Anywhere between 19% and 30% of individuals diagnosed with autism, a heritable, neurodevelopmental disorder that affects approximately 1 in 100 children, present with comorbid substance use-related problems. It has been proposed that one of the risk factors for substance abuse among this population is the diagnosis of attention deficit hyperactivity disorder (ADHD), which frequently co-occurs with autism spectrum disorder.
In a recent report, published in Journal of Autism and Developmental Disorders, Swedish investigators noted that a diagnosis of autism spectrum disorder is associated with a doubled risk for a variety of substance use-related problems including drug and alcohol use disorders.
In this large population-based cohort study, the researchers identified nearly 30,000 probands with an autism spectrum diagnosis, and they compared them with over 1.3 million non-autism spectrum disorder individuals. The 2 groups of individuals were matched by sex, birth year, and county of birth. The percentage of patients with a diagnosed, pre-existing substance use disorder was significantly higher among the persons with autism diagnosis (n=913; 3.4%) compared with that of typical, healthy controls (n=10,789; 0.8%).
The investigators used parental age, region of birth, education, and family income as covariates.
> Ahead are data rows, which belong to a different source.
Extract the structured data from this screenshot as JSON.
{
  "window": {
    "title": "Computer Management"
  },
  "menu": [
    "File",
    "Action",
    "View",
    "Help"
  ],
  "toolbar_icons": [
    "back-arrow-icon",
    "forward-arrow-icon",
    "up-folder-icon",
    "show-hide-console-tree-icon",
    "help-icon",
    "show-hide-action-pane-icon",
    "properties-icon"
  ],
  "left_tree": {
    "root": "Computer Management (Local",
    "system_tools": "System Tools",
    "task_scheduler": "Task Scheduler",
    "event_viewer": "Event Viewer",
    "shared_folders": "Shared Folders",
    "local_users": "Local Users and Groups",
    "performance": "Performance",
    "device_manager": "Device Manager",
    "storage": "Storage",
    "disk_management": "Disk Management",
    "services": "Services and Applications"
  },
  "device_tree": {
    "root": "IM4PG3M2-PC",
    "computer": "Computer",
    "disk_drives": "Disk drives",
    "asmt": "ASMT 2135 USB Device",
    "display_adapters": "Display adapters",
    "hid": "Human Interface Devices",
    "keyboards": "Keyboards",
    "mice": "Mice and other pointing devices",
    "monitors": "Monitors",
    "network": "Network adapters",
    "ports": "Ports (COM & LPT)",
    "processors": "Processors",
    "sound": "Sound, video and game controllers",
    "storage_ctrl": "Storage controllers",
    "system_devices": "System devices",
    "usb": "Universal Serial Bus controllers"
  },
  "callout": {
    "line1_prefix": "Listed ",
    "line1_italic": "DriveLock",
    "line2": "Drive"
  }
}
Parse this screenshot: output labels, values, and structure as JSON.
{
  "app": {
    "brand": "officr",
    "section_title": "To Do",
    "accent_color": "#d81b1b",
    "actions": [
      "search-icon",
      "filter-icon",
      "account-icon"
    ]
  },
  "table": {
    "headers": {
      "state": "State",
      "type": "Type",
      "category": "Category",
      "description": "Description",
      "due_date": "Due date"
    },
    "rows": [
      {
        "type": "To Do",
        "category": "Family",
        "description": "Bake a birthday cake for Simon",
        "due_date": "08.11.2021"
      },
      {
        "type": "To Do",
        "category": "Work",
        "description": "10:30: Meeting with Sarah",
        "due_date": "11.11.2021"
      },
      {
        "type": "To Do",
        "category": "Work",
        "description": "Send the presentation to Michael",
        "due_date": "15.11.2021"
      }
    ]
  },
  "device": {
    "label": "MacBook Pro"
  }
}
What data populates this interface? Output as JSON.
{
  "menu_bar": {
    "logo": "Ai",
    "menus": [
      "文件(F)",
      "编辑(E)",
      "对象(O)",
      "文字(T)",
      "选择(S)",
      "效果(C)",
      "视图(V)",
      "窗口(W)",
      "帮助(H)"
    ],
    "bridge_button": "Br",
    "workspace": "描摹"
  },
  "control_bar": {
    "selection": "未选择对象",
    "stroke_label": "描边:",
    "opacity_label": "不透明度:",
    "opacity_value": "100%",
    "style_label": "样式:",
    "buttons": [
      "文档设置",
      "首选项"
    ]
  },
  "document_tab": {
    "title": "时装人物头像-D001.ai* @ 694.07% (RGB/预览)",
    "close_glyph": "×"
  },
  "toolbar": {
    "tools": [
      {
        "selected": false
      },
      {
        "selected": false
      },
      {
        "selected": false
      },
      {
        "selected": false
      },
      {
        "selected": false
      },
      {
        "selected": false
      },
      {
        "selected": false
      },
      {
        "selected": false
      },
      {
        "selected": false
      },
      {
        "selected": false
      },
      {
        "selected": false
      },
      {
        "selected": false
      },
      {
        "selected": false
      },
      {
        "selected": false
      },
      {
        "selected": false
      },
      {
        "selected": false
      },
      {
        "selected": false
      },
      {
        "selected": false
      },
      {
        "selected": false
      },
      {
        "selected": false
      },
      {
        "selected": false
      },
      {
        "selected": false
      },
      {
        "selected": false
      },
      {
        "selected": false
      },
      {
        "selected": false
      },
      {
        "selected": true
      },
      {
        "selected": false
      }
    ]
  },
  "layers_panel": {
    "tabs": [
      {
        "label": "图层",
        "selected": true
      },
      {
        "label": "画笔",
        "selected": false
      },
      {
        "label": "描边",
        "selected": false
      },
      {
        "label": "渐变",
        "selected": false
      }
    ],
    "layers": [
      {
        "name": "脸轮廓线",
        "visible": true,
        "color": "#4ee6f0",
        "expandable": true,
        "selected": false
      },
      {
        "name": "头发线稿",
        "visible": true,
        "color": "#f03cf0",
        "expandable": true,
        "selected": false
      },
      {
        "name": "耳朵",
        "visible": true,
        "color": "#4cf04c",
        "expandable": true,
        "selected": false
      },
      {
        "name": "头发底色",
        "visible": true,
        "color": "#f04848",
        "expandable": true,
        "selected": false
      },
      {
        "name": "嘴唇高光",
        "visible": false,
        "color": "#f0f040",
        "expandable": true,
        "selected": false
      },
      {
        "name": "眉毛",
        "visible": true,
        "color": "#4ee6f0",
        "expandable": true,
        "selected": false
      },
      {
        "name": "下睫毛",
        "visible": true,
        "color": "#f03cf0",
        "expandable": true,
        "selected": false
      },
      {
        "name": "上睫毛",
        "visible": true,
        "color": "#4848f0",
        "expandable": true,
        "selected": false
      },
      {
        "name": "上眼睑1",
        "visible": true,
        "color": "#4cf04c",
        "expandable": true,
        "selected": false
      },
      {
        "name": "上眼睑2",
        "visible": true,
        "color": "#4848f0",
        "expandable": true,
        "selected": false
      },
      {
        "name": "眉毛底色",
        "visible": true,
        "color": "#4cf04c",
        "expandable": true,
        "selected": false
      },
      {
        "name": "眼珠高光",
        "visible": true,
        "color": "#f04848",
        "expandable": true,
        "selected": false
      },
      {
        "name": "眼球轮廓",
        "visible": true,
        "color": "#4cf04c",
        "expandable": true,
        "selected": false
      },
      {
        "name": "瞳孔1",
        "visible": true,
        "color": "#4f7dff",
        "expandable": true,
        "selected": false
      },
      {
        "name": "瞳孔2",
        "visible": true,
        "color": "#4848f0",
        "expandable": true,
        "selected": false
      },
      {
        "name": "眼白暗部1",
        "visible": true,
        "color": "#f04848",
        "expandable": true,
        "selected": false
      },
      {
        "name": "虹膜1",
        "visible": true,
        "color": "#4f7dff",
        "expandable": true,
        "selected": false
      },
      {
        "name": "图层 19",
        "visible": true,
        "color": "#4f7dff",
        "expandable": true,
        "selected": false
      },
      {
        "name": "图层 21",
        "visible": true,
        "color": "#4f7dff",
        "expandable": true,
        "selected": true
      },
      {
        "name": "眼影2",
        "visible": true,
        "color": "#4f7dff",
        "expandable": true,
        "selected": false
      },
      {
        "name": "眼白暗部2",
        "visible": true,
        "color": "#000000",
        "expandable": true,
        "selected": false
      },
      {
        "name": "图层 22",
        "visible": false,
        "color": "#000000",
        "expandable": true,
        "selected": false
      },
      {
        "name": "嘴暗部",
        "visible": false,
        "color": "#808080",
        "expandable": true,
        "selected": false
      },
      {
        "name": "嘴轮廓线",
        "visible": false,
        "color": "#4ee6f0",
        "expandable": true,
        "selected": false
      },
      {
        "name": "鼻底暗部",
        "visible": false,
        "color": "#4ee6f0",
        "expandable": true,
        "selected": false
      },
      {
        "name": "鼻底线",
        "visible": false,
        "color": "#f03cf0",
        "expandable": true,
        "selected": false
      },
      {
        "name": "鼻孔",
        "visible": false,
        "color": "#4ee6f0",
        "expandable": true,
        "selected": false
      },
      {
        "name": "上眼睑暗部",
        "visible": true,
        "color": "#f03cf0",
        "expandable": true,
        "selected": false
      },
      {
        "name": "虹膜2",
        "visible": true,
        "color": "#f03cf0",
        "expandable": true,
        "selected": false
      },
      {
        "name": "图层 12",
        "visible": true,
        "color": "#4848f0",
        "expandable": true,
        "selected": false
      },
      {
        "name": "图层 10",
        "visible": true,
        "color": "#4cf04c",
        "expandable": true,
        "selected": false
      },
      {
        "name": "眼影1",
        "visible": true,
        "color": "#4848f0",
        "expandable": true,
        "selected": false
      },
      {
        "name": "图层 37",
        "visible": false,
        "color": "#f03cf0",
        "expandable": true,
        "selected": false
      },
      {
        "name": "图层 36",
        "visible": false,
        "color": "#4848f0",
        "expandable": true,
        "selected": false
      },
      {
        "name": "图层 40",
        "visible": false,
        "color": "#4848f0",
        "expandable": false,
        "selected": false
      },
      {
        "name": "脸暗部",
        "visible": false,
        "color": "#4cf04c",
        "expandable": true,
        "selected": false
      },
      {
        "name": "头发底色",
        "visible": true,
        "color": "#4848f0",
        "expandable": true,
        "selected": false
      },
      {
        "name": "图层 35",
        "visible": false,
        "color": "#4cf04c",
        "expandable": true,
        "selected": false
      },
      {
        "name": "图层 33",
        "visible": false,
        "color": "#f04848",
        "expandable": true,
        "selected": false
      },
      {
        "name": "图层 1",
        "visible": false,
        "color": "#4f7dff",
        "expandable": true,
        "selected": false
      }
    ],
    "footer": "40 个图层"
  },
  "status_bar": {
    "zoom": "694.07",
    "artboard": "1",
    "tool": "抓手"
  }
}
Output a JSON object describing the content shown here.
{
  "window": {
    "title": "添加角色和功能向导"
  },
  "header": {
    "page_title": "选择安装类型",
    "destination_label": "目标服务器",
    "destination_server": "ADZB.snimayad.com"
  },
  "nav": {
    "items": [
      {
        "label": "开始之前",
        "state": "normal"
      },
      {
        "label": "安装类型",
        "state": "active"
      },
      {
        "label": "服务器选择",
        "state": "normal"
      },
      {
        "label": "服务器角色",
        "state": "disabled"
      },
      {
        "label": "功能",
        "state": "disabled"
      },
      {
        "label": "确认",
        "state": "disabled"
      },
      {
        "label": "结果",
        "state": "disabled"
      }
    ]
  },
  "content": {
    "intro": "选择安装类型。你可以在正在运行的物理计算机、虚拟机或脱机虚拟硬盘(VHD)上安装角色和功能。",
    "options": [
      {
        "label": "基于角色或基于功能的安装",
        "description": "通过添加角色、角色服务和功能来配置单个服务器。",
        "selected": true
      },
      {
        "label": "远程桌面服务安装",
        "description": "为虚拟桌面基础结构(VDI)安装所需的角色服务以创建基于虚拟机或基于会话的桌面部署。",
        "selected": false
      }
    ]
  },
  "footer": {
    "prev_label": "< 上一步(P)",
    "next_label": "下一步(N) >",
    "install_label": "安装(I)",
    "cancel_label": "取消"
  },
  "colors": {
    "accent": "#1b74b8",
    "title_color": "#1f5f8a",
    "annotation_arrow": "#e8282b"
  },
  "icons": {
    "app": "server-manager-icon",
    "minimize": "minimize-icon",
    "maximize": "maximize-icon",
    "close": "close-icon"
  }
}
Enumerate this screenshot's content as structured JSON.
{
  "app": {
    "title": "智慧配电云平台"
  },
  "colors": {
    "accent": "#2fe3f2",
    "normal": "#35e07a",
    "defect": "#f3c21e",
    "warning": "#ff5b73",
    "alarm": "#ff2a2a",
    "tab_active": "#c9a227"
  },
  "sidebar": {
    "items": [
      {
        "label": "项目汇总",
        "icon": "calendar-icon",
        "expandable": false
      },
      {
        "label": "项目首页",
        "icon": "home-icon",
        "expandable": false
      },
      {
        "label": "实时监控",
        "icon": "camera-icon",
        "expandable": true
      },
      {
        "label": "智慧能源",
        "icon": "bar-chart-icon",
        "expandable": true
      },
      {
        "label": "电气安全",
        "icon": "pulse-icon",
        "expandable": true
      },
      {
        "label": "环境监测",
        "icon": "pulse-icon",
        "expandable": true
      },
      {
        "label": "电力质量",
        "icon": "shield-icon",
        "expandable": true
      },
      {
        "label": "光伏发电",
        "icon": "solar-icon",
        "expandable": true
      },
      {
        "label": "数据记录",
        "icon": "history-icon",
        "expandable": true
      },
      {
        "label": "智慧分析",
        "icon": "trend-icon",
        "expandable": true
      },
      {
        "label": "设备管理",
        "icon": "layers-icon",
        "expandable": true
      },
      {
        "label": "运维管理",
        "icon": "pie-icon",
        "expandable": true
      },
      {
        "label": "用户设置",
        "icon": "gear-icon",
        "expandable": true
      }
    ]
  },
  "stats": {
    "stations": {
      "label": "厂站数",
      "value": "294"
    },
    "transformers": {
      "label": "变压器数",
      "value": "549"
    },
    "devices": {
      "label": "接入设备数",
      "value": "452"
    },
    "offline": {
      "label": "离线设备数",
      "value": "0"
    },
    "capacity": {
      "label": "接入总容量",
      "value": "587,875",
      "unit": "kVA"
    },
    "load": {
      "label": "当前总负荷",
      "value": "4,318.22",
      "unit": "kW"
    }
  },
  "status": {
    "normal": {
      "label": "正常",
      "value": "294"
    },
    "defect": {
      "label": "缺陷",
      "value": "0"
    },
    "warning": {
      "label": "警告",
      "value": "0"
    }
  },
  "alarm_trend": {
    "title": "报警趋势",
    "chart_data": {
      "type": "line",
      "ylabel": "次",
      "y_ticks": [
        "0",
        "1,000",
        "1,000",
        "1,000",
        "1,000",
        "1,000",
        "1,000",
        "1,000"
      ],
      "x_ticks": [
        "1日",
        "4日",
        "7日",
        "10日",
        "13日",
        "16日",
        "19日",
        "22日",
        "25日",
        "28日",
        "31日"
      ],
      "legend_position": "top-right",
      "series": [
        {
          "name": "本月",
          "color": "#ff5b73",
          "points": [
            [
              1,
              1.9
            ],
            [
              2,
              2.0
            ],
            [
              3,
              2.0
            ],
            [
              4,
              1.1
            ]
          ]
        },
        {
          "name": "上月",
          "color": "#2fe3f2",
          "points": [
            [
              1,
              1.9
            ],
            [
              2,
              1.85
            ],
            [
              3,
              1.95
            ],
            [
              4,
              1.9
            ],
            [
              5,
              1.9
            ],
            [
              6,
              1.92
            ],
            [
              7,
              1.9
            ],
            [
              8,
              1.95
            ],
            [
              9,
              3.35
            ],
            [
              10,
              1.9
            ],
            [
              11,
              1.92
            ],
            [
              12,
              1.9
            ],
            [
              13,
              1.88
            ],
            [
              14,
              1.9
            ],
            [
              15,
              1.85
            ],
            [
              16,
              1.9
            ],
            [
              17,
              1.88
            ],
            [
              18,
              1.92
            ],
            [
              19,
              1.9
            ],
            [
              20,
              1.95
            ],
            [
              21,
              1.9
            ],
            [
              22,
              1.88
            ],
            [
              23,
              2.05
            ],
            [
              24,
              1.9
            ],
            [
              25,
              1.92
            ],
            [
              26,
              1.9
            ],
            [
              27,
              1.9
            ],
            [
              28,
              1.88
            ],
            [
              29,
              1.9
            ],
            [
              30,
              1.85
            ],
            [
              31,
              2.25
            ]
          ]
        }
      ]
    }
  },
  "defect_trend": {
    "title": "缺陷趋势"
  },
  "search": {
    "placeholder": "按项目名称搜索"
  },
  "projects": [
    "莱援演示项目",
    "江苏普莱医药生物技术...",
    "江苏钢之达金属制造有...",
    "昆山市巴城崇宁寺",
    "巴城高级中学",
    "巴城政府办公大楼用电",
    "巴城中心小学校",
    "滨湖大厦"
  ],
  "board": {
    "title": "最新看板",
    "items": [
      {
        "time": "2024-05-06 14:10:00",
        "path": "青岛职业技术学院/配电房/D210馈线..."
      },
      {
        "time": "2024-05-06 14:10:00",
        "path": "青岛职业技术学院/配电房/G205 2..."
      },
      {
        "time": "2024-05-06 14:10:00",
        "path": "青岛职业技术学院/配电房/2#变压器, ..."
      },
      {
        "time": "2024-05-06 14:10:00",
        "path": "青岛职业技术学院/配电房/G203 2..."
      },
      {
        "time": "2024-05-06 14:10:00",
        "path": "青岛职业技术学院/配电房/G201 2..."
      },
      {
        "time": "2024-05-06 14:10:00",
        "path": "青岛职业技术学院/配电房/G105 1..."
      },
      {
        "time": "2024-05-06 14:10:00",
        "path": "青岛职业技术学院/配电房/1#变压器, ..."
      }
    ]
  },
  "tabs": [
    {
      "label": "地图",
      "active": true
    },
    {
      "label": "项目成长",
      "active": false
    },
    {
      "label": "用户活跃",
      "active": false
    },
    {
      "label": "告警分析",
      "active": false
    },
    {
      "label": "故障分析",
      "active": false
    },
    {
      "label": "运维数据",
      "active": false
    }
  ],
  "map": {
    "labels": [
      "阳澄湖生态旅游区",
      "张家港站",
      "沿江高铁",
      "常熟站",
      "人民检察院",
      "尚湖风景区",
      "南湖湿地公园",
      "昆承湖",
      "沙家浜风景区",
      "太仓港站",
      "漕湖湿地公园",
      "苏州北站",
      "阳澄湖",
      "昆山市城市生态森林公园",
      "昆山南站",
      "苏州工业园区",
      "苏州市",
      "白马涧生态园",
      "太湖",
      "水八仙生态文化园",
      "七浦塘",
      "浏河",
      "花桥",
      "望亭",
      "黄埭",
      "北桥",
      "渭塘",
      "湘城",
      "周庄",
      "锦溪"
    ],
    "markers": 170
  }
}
In comparison to their population controls, autism spectrum disorder probands had a substantially increased risk with regard to the risk of any substance-related problem (OR 3.3; 95% CI 3.1-3.6), including substance use disorder (OR 5.2; 95% CI 4.9-5.6), somatic disease linked to alcohol misuse (OR 5.9; 95% CI 2.7-13.0), and substance-related crime (OR 1.4; 95% CI 1.2-1.5) or death (OR 3.0; 95% CI 1.3-6.9).
With regard to risk estimates for specific substance use disorder categories, the highest risk was reported for drug use disorder (OR 8.5; 95% CI 7.7-9.3), tobacco-related disorder (OR 6.4; 95% CI 3.8-10.5), and alcohol use disorder (OR 4.0; 95% CI 3.7-4.4).
“The family data suggested that [the increased risk for a range of substance use-related problems among individuals with autism spectrum disorder] was due to shared liability between autism spectrum disorder and substance use-related problems between relatives,” the authors wrote.
Since autism spectrum disorder frequently co-occurs with ADHD and intellectual disability, the investigators stratified their analyses by autism comorbidity, including ADHD and/or intellectual disability. The risk of substance-use related problems was substantially higher among those with comorbid ADHD (OR 8.3; 95% CI 7.4-9.2), followed by comorbid ADHD with intellectual disability (OR 4.6; 95% CI 3.7-5.8).
“Our finding of a mediating role of familial risk factors suggest that attempts to prevent or treat substance use disorder in autism spectrum disorder probands should consider also the vulnerabilities of other first degree family members,” the authors concluded.
Butwicka A, Långström N, Larsson H, et al. Increased risk for substance use-related problems in autism spectrum disorders: a population-based cohort study. J Autism Dev Disord. 2016; doi:10.1007/s10803-016-2914-2.